_Required work_
Retype the data that follows exactly. No pictures belong in the copy.

_Information shown_

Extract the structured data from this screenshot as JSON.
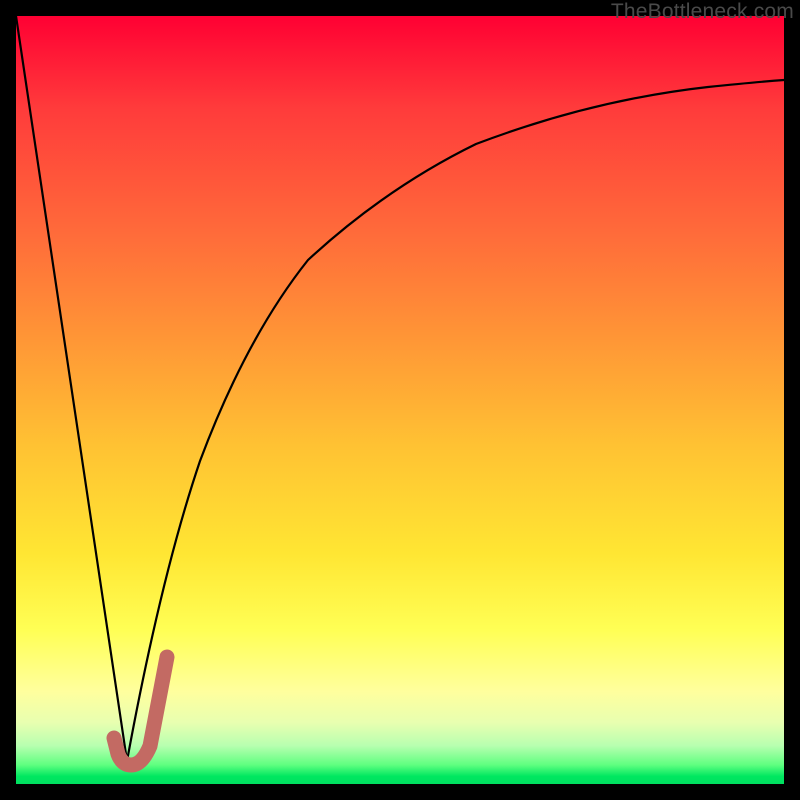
{
  "watermark": "TheBottleneck.com",
  "colors": {
    "gradient_top": "#ff0033",
    "gradient_bottom": "#00e060",
    "frame": "#000000",
    "curve": "#000000",
    "hook": "#c36a63"
  },
  "chart_data": {
    "type": "line",
    "title": "",
    "xlabel": "",
    "ylabel": "",
    "xlim": [
      0,
      100
    ],
    "ylim": [
      0,
      100
    ],
    "series": [
      {
        "name": "curve-left",
        "x": [
          0,
          14.5
        ],
        "y": [
          100,
          3
        ]
      },
      {
        "name": "curve-right",
        "x": [
          14.5,
          17,
          20,
          24,
          30,
          38,
          48,
          60,
          75,
          90,
          100
        ],
        "y": [
          3,
          15,
          28,
          42,
          56,
          68,
          77,
          83.5,
          88,
          90.5,
          91.7
        ]
      },
      {
        "name": "hook",
        "x": [
          12.8,
          13.2,
          14.0,
          15.0,
          16.2,
          17.6,
          18.8,
          19.6
        ],
        "y": [
          6.0,
          4.0,
          3.0,
          2.8,
          3.2,
          5.0,
          10.0,
          16.5
        ]
      }
    ]
  }
}
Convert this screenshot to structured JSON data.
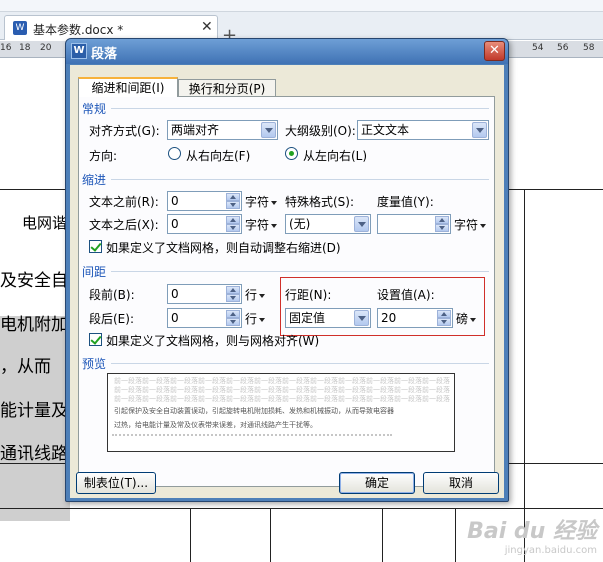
{
  "document": {
    "tab_title": "基本参数.docx *",
    "tab_icon": "W",
    "close_tab": "✕",
    "new_tab": "+",
    "ruler_numbers": [
      "16",
      "18",
      "20",
      "54",
      "56",
      "58"
    ],
    "visible_text": [
      "电网谐",
      "及安全自",
      "电机附加",
      "，从而",
      "能计量及",
      "通讯线路"
    ],
    "watermark": "Bai du 经验",
    "watermark_url": "jingyan.baidu.com"
  },
  "dialog": {
    "title": "段落",
    "title_icon": "W",
    "close_label": "✕",
    "tabs": [
      {
        "label": "缩进和间距(I)",
        "active": true
      },
      {
        "label": "换行和分页(P)",
        "active": false
      }
    ],
    "general": {
      "heading": "常规",
      "alignment_label": "对齐方式(G):",
      "alignment_value": "两端对齐",
      "outline_label": "大纲级别(O):",
      "outline_value": "正文文本",
      "direction_label": "方向:",
      "rtl_label": "从右向左(F)",
      "ltr_label": "从左向右(L)",
      "direction_selected": "ltr"
    },
    "indent": {
      "heading": "缩进",
      "before_label": "文本之前(R):",
      "before_value": "0",
      "before_unit": "字符",
      "after_label": "文本之后(X):",
      "after_value": "0",
      "after_unit": "字符",
      "special_label": "特殊格式(S):",
      "special_value": "(无)",
      "measure_label": "度量值(Y):",
      "measure_value": "",
      "measure_unit": "字符",
      "grid_checkbox_label": "如果定义了文档网格，则自动调整右缩进(D)",
      "grid_checked": true
    },
    "spacing": {
      "heading": "间距",
      "before_label": "段前(B):",
      "before_value": "0",
      "before_unit": "行",
      "after_label": "段后(E):",
      "after_value": "0",
      "after_unit": "行",
      "line_spacing_label": "行距(N):",
      "line_spacing_value": "固定值",
      "set_value_label": "设置值(A):",
      "set_value": "20",
      "set_value_unit": "磅",
      "grid_checkbox_label": "如果定义了文档网格，则与网格对齐(W)",
      "grid_checked": true
    },
    "preview": {
      "heading": "预览",
      "prev_paragraph": "前一段落前一段落前一段落前一段落前一段落前一段落前一段落前一段落前一段落前一段落前一段落前一段落",
      "line1": "引起保护及安全自动装置误动，引起旋转电机附加损耗、发热和机械振动，从而导致电容器",
      "line2": "过热，给电能计量及常及仪表带来误差，对通讯线路产生干扰等。"
    },
    "buttons": {
      "tabs_label": "制表位(T)...",
      "ok_label": "确定",
      "cancel_label": "取消"
    },
    "colors": {
      "section_heading": "#1d56b8",
      "highlight_box": "#d0302a",
      "title_bar": "#3f72b4"
    }
  }
}
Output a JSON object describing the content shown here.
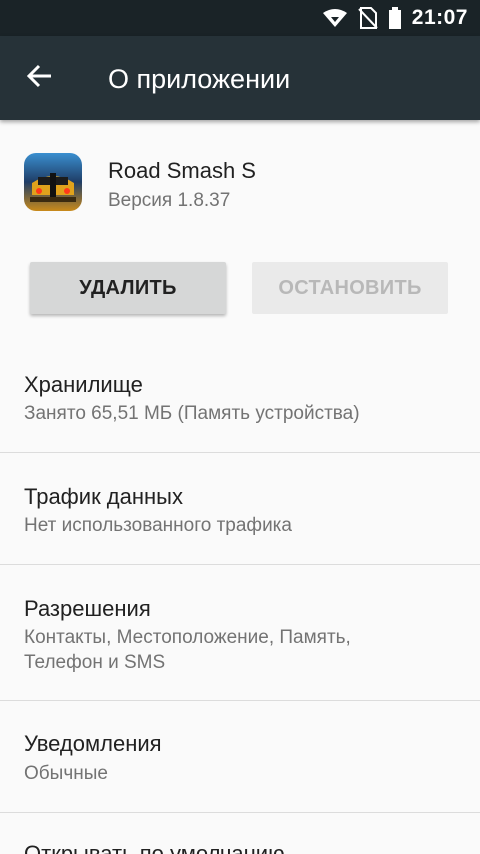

_Solution below_
Extract the structured data from this screenshot as JSON.
{
  "watermark": "TheBottleneck.com",
  "colors": {
    "gradient_top": "#ff0033",
    "gradient_bottom": "#00e060",
    "frame": "#000000",
    "curve": "#000000",
    "hook": "#c36a63"
  },
  "chart_data": {
    "type": "line",
    "title": "",
    "xlabel": "",
    "ylabel": "",
    "xlim": [
      0,
      100
    ],
    "ylim": [
      0,
      100
    ],
    "series": [
      {
        "name": "curve-left",
        "x": [
          0,
          14.5
        ],
        "y": [
          100,
          3
        ]
      },
      {
        "name": "curve-right",
        "x": [
          14.5,
          17,
          20,
          24,
          30,
          38,
          48,
          60,
          75,
          90,
          100
        ],
        "y": [
          3,
          15,
          28,
          42,
          56,
          68,
          77,
          83.5,
          88,
          90.5,
          91.7
        ]
      },
      {
        "name": "hook",
        "x": [
          12.8,
          13.2,
          14.0,
          15.0,
          16.2,
          17.6,
          18.8,
          19.6
        ],
        "y": [
          6.0,
          4.0,
          3.0,
          2.8,
          3.2,
          5.0,
          10.0,
          16.5
        ]
      }
    ]
  }
}
Convert this screenshot to structured JSON data.
{
  "document": {
    "tab_title": "基本参数.docx *",
    "tab_icon": "W",
    "close_tab": "✕",
    "new_tab": "+",
    "ruler_numbers": [
      "16",
      "18",
      "20",
      "54",
      "56",
      "58"
    ],
    "visible_text": [
      "电网谐",
      "及安全自",
      "电机附加",
      "，从而",
      "能计量及",
      "通讯线路"
    ],
    "watermark": "Bai du 经验",
    "watermark_url": "jingyan.baidu.com"
  },
  "dialog": {
    "title": "段落",
    "title_icon": "W",
    "close_label": "✕",
    "tabs": [
      {
        "label": "缩进和间距(I)",
        "active": true
      },
      {
        "label": "换行和分页(P)",
        "active": false
      }
    ],
    "general": {
      "heading": "常规",
      "alignment_label": "对齐方式(G):",
      "alignment_value": "两端对齐",
      "outline_label": "大纲级别(O):",
      "outline_value": "正文文本",
      "direction_label": "方向:",
      "rtl_label": "从右向左(F)",
      "ltr_label": "从左向右(L)",
      "direction_selected": "ltr"
    },
    "indent": {
      "heading": "缩进",
      "before_label": "文本之前(R):",
      "before_value": "0",
      "before_unit": "字符",
      "after_label": "文本之后(X):",
      "after_value": "0",
      "after_unit": "字符",
      "special_label": "特殊格式(S):",
      "special_value": "(无)",
      "measure_label": "度量值(Y):",
      "measure_value": "",
      "measure_unit": "字符",
      "grid_checkbox_label": "如果定义了文档网格，则自动调整右缩进(D)",
      "grid_checked": true
    },
    "spacing": {
      "heading": "间距",
      "before_label": "段前(B):",
      "before_value": "0",
      "before_unit": "行",
      "after_label": "段后(E):",
      "after_value": "0",
      "after_unit": "行",
      "line_spacing_label": "行距(N):",
      "line_spacing_value": "固定值",
      "set_value_label": "设置值(A):",
      "set_value": "20",
      "set_value_unit": "磅",
      "grid_checkbox_label": "如果定义了文档网格，则与网格对齐(W)",
      "grid_checked": true
    },
    "preview": {
      "heading": "预览",
      "prev_paragraph": "前一段落前一段落前一段落前一段落前一段落前一段落前一段落前一段落前一段落前一段落前一段落前一段落",
      "line1": "引起保护及安全自动装置误动，引起旋转电机附加损耗、发热和机械振动，从而导致电容器",
      "line2": "过热，给电能计量及常及仪表带来误差，对通讯线路产生干扰等。"
    },
    "buttons": {
      "tabs_label": "制表位(T)...",
      "ok_label": "确定",
      "cancel_label": "取消"
    },
    "colors": {
      "section_heading": "#1d56b8",
      "highlight_box": "#d0302a",
      "title_bar": "#3f72b4"
    }
  }
}
Output a JSON object describing the content shown here.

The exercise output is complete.